Each clause of title III is in some way related to the conditional and procedural stipulations involved in grants, revocations, and modifica
22 American Telephone & Telegraph Co., at 319–20.
tions of radio construction permits and operating licenses. No station can exist without having been called to account for the issuance of a "certificate.” Yet neither the Congress nor the Commission itself took the opportunity to designate, in any appreciable fashion, the indexes to the FCC's "licensing" power over the provision of new carrier facilities and services.
2. International common carrier (a) Mackay Radio & Telegraph Co., Inc., 2 FCC 592 (1936); aff'd., 68 App. D.C. 336 (D.C. Cir., 1938).-The Mackay Co., filed with the Commission for a license to add Oslo, Norway as a primary point of communication. By this time, there were as affiliates to Mackay Radio in the International Telephone & Telegraph System, the Postal Telegraph Land Line System, and the Commercial Cable Co. Mackay contended that possession of a direct circuit would allow it and its affiliate companies to more effectively compete with the direct circuit already provided by RCA Communications, as it would become the normal route for all International System traffic between the U.S. and Norway.
The main facts of record are as follows: RCAC controlled the sole direct circuit between the U.S. mainland and Oslo, three cable companies handled traffic between the two countries through transfer to foreign connecting carriers at London and Paris, and Mackay had its Norway traffic retransmitted from a circuit it owned in Denmark. The bulk of traffic between the U.S. and Norway was handled by RCAC's radio facilities, because Norway's Government telegraph administration, which controlled most of the outgoing traffic, received a greater financial advantage from using the radio medium rather than cable. The International System had received about 50 percent of the total revenue accruing to all competing international communication carriers during the previous 2 years.

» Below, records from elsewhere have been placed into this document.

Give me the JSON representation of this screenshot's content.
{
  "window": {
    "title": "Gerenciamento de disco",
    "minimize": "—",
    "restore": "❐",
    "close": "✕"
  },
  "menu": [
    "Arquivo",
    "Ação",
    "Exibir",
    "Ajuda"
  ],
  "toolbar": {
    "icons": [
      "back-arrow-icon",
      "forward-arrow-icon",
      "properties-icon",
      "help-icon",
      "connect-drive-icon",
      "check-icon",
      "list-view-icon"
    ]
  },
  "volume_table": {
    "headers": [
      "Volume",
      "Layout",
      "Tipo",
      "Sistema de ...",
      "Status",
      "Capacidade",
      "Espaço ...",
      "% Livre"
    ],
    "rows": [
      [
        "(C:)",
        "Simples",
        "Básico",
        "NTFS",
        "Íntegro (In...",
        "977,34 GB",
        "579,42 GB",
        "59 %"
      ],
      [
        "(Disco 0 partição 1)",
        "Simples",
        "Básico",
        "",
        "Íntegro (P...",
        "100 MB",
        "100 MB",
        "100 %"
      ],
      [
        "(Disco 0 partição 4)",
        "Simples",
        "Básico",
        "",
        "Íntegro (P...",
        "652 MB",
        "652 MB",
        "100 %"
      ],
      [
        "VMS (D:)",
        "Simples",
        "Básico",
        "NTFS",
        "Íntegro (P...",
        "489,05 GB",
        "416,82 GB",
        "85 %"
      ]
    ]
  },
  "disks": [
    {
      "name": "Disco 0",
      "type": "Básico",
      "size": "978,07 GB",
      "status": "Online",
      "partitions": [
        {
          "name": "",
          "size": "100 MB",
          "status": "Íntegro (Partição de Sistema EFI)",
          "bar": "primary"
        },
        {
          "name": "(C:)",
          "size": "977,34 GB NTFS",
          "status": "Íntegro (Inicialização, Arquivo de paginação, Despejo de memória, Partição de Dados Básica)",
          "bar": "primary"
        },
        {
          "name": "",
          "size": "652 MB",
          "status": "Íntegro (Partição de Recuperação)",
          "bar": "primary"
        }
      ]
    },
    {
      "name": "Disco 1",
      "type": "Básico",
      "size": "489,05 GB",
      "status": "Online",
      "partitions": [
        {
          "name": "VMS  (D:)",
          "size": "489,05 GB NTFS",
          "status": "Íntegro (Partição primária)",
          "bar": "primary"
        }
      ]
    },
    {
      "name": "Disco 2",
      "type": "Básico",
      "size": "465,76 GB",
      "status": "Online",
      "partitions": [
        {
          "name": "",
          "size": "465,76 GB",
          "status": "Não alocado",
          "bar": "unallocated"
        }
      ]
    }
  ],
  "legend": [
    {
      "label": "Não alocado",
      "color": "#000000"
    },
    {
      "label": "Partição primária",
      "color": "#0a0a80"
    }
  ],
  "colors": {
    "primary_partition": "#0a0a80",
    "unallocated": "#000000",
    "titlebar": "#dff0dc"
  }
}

The transmission arrangements planned for unrouted traffic by Mackay and its affiliate companies would have diverted business from Commercial Cable to the Mackay Radio circuit. The rationale hero was that radio wielded a stronger competitive position with respect to U.S.-Norwegian service by way of the Norwegian administration's preference; and this arrangement apparently provided inducement for that government to contract with Mackay. The Commission refuted this reasoning by review of statistics showing that for the previous several years the Norwegian business handled by the cable carriers had held its own or increased as rates comparable with RCAC became effective.
The Commission cited testimony and other evidence in this record as failure to show that the establishment of the proposed route would result in “any improved service to the public”:
[T]he same rates will be charged for the same classes of service over the same types of facilities, with no increase in accuracy or speed of service * * *
The evidence does not show any reason to believe that additional traffic will be developed by the proposed circuit. While it is true that the applicant's traffic will increase generally and in particular by reason of making the proposed circuit